*Assignment*: If the records include pictures, omit them and set down everything else verbatim.

*** Provided records Section Begins ***

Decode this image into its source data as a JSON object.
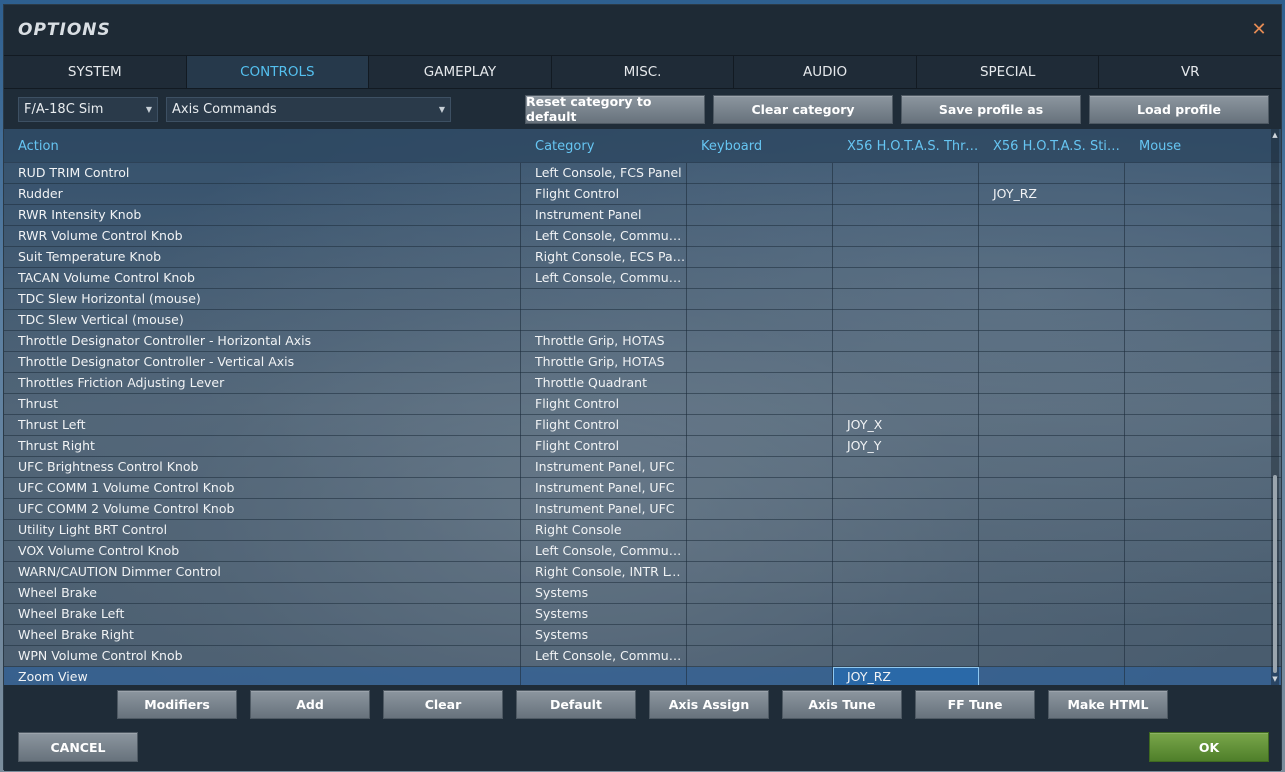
{
  "window": {
    "title": "OPTIONS"
  },
  "tabs": [
    {
      "label": "SYSTEM"
    },
    {
      "label": "CONTROLS"
    },
    {
      "label": "GAMEPLAY"
    },
    {
      "label": "MISC."
    },
    {
      "label": "AUDIO"
    },
    {
      "label": "SPECIAL"
    },
    {
      "label": "VR"
    }
  ],
  "toolbar": {
    "aircraft_select": "F/A-18C Sim",
    "category_select": "Axis Commands",
    "reset_label": "Reset category to default",
    "clear_category_label": "Clear category",
    "save_profile_label": "Save profile as",
    "load_profile_label": "Load profile"
  },
  "grid": {
    "headers": [
      "Action",
      "Category",
      "Keyboard",
      "X56 H.O.T.A.S. Thro...",
      "X56 H.O.T.A.S. Stick...",
      "Mouse"
    ],
    "rows": [
      [
        "RUD TRIM Control",
        "Left Console, FCS Panel",
        "",
        "",
        "",
        ""
      ],
      [
        "Rudder",
        "Flight Control",
        "",
        "",
        "JOY_RZ",
        ""
      ],
      [
        "RWR Intensity Knob",
        "Instrument Panel",
        "",
        "",
        "",
        ""
      ],
      [
        "RWR Volume Control Knob",
        "Left Console, Communicat",
        "",
        "",
        "",
        ""
      ],
      [
        "Suit Temperature Knob",
        "Right Console, ECS Panel",
        "",
        "",
        "",
        ""
      ],
      [
        "TACAN Volume Control Knob",
        "Left Console, Communicat",
        "",
        "",
        "",
        ""
      ],
      [
        "TDC Slew Horizontal (mouse)",
        "",
        "",
        "",
        "",
        ""
      ],
      [
        "TDC Slew Vertical (mouse)",
        "",
        "",
        "",
        "",
        ""
      ],
      [
        "Throttle Designator Controller - Horizontal Axis",
        "Throttle Grip, HOTAS",
        "",
        "",
        "",
        ""
      ],
      [
        "Throttle Designator Controller - Vertical Axis",
        "Throttle Grip, HOTAS",
        "",
        "",
        "",
        ""
      ],
      [
        "Throttles Friction Adjusting Lever",
        "Throttle Quadrant",
        "",
        "",
        "",
        ""
      ],
      [
        "Thrust",
        "Flight Control",
        "",
        "",
        "",
        ""
      ],
      [
        "Thrust Left",
        "Flight Control",
        "",
        "JOY_X",
        "",
        ""
      ],
      [
        "Thrust Right",
        "Flight Control",
        "",
        "JOY_Y",
        "",
        ""
      ],
      [
        "UFC Brightness Control Knob",
        "Instrument Panel, UFC",
        "",
        "",
        "",
        ""
      ],
      [
        "UFC COMM 1 Volume Control Knob",
        "Instrument Panel, UFC",
        "",
        "",
        "",
        ""
      ],
      [
        "UFC COMM 2 Volume Control Knob",
        "Instrument Panel, UFC",
        "",
        "",
        "",
        ""
      ],
      [
        "Utility Light BRT Control",
        "Right Console",
        "",
        "",
        "",
        ""
      ],
      [
        "VOX Volume Control Knob",
        "Left Console, Communicat",
        "",
        "",
        "",
        ""
      ],
      [
        "WARN/CAUTION Dimmer Control",
        "Right Console, INTR LT Co",
        "",
        "",
        "",
        ""
      ],
      [
        "Wheel Brake",
        "Systems",
        "",
        "",
        "",
        ""
      ],
      [
        "Wheel Brake Left",
        "Systems",
        "",
        "",
        "",
        ""
      ],
      [
        "Wheel Brake Right",
        "Systems",
        "",
        "",
        "",
        ""
      ],
      [
        "WPN Volume Control Knob",
        "Left Console, Communicat",
        "",
        "",
        "",
        ""
      ],
      [
        "Zoom View",
        "",
        "",
        "JOY_RZ",
        "",
        ""
      ]
    ]
  },
  "actions": [
    "Modifiers",
    "Add",
    "Clear",
    "Default",
    "Axis Assign",
    "Axis Tune",
    "FF Tune",
    "Make HTML"
  ],
  "footer": {
    "cancel_label": "CANCEL",
    "ok_label": "OK"
  },
  "colors": {
    "accent": "#54c0ef",
    "ok": "#5b8a33",
    "close": "#e58b54"
  }
}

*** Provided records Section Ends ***

*Response box*:
Decode this image into its source data as a JSON object.
{
  "window": {
    "title": "OPTIONS"
  },
  "tabs": [
    {
      "label": "SYSTEM"
    },
    {
      "label": "CONTROLS"
    },
    {
      "label": "GAMEPLAY"
    },
    {
      "label": "MISC."
    },
    {
      "label": "AUDIO"
    },
    {
      "label": "SPECIAL"
    },
    {
      "label": "VR"
    }
  ],
  "toolbar": {
    "aircraft_select": "F/A-18C Sim",
    "category_select": "Axis Commands",
    "reset_label": "Reset category to default",
    "clear_category_label": "Clear category",
    "save_profile_label": "Save profile as",
    "load_profile_label": "Load profile"
  },
  "grid": {
    "headers": [
      "Action",
      "Category",
      "Keyboard",
      "X56 H.O.T.A.S. Thro...",
      "X56 H.O.T.A.S. Stick...",
      "Mouse"
    ],
    "rows": [
      [
        "RUD TRIM Control",
        "Left Console, FCS Panel",
        "",
        "",
        "",
        ""
      ],
      [
        "Rudder",
        "Flight Control",
        "",
        "",
        "JOY_RZ",
        ""
      ],
      [
        "RWR Intensity Knob",
        "Instrument Panel",
        "",
        "",
        "",
        ""
      ],
      [
        "RWR Volume Control Knob",
        "Left Console, Communicat",
        "",
        "",
        "",
        ""
      ],
      [
        "Suit Temperature Knob",
        "Right Console, ECS Panel",
        "",
        "",
        "",
        ""
      ],
      [
        "TACAN Volume Control Knob",
        "Left Console, Communicat",
        "",
        "",
        "",
        ""
      ],
      [
        "TDC Slew Horizontal (mouse)",
        "",
        "",
        "",
        "",
        ""
      ],
      [
        "TDC Slew Vertical (mouse)",
        "",
        "",
        "",
        "",
        ""
      ],
      [
        "Throttle Designator Controller - Horizontal Axis",
        "Throttle Grip, HOTAS",
        "",
        "",
        "",
        ""
      ],
      [
        "Throttle Designator Controller - Vertical Axis",
        "Throttle Grip, HOTAS",
        "",
        "",
        "",
        ""
      ],
      [
        "Throttles Friction Adjusting Lever",
        "Throttle Quadrant",
        "",
        "",
        "",
        ""
      ],
      [
        "Thrust",
        "Flight Control",
        "",
        "",
        "",
        ""
      ],
      [
        "Thrust Left",
        "Flight Control",
        "",
        "JOY_X",
        "",
        ""
      ],
      [
        "Thrust Right",
        "Flight Control",
        "",
        "JOY_Y",
        "",
        ""
      ],
      [
        "UFC Brightness Control Knob",
        "Instrument Panel, UFC",
        "",
        "",
        "",
        ""
      ],
      [
        "UFC COMM 1 Volume Control Knob",
        "Instrument Panel, UFC",
        "",
        "",
        "",
        ""
      ],
      [
        "UFC COMM 2 Volume Control Knob",
        "Instrument Panel, UFC",
        "",
        "",
        "",
        ""
      ],
      [
        "Utility Light BRT Control",
        "Right Console",
        "",
        "",
        "",
        ""
      ],
      [
        "VOX Volume Control Knob",
        "Left Console, Communicat",
        "",
        "",
        "",
        ""
      ],
      [
        "WARN/CAUTION Dimmer Control",
        "Right Console, INTR LT Co",
        "",
        "",
        "",
        ""
      ],
      [
        "Wheel Brake",
        "Systems",
        "",
        "",
        "",
        ""
      ],
      [
        "Wheel Brake Left",
        "Systems",
        "",
        "",
        "",
        ""
      ],
      [
        "Wheel Brake Right",
        "Systems",
        "",
        "",
        "",
        ""
      ],
      [
        "WPN Volume Control Knob",
        "Left Console, Communicat",
        "",
        "",
        "",
        ""
      ],
      [
        "Zoom View",
        "",
        "",
        "JOY_RZ",
        "",
        ""
      ]
    ]
  },
  "actions": [
    "Modifiers",
    "Add",
    "Clear",
    "Default",
    "Axis Assign",
    "Axis Tune",
    "FF Tune",
    "Make HTML"
  ],
  "footer": {
    "cancel_label": "CANCEL",
    "ok_label": "OK"
  },
  "colors": {
    "accent": "#54c0ef",
    "ok": "#5b8a33",
    "close": "#e58b54"
  }
}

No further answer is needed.